From the first line to the last, give the listing again exactly.

Data listing below:

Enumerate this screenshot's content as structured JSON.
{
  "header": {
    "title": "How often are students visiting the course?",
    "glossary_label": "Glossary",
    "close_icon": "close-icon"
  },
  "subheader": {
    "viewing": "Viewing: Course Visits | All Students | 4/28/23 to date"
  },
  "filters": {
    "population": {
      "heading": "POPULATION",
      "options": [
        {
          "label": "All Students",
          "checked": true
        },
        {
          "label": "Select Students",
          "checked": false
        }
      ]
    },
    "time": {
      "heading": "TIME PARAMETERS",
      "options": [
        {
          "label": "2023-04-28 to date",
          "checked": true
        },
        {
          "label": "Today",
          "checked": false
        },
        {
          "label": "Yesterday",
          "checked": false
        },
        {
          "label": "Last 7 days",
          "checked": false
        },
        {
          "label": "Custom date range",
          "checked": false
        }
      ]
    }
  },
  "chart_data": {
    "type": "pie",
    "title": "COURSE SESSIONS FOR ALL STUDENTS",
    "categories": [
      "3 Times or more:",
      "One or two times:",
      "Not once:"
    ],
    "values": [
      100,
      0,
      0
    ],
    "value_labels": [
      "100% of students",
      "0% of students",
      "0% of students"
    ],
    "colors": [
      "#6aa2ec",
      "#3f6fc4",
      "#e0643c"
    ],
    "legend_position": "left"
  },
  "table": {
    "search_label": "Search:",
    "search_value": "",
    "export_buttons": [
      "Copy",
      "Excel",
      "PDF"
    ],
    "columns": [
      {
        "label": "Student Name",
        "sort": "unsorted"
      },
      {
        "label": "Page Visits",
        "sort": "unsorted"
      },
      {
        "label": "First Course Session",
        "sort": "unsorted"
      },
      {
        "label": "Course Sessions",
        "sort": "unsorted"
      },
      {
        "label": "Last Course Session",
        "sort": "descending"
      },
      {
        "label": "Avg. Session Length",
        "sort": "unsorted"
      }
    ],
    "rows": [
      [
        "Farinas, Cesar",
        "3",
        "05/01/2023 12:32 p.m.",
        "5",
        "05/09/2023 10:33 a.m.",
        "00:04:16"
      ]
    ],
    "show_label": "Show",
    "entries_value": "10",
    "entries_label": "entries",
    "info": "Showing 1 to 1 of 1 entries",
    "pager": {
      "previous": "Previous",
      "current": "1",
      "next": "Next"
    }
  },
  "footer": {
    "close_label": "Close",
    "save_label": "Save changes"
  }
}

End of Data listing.

Answer to this exercise:
Enumerate this screenshot's content as structured JSON.
{
  "header": {
    "title": "How often are students visiting the course?",
    "glossary_label": "Glossary",
    "close_icon": "close-icon"
  },
  "subheader": {
    "viewing": "Viewing: Course Visits | All Students | 4/28/23 to date"
  },
  "filters": {
    "population": {
      "heading": "POPULATION",
      "options": [
        {
          "label": "All Students",
          "checked": true
        },
        {
          "label": "Select Students",
          "checked": false
        }
      ]
    },
    "time": {
      "heading": "TIME PARAMETERS",
      "options": [
        {
          "label": "2023-04-28 to date",
          "checked": true
        },
        {
          "label": "Today",
          "checked": false
        },
        {
          "label": "Yesterday",
          "checked": false
        },
        {
          "label": "Last 7 days",
          "checked": false
        },
        {
          "label": "Custom date range",
          "checked": false
        }
      ]
    }
  },
  "chart_data": {
    "type": "pie",
    "title": "COURSE SESSIONS FOR ALL STUDENTS",
    "categories": [
      "3 Times or more:",
      "One or two times:",
      "Not once:"
    ],
    "values": [
      100,
      0,
      0
    ],
    "value_labels": [
      "100% of students",
      "0% of students",
      "0% of students"
    ],
    "colors": [
      "#6aa2ec",
      "#3f6fc4",
      "#e0643c"
    ],
    "legend_position": "left"
  },
  "table": {
    "search_label": "Search:",
    "search_value": "",
    "export_buttons": [
      "Copy",
      "Excel",
      "PDF"
    ],
    "columns": [
      {
        "label": "Student Name",
        "sort": "unsorted"
      },
      {
        "label": "Page Visits",
        "sort": "unsorted"
      },
      {
        "label": "First Course Session",
        "sort": "unsorted"
      },
      {
        "label": "Course Sessions",
        "sort": "unsorted"
      },
      {
        "label": "Last Course Session",
        "sort": "descending"
      },
      {
        "label": "Avg. Session Length",
        "sort": "unsorted"
      }
    ],
    "rows": [
      [
        "Farinas, Cesar",
        "3",
        "05/01/2023 12:32 p.m.",
        "5",
        "05/09/2023 10:33 a.m.",
        "00:04:16"
      ]
    ],
    "show_label": "Show",
    "entries_value": "10",
    "entries_label": "entries",
    "info": "Showing 1 to 1 of 1 entries",
    "pager": {
      "previous": "Previous",
      "current": "1",
      "next": "Next"
    }
  },
  "footer": {
    "close_label": "Close",
    "save_label": "Save changes"
  }
}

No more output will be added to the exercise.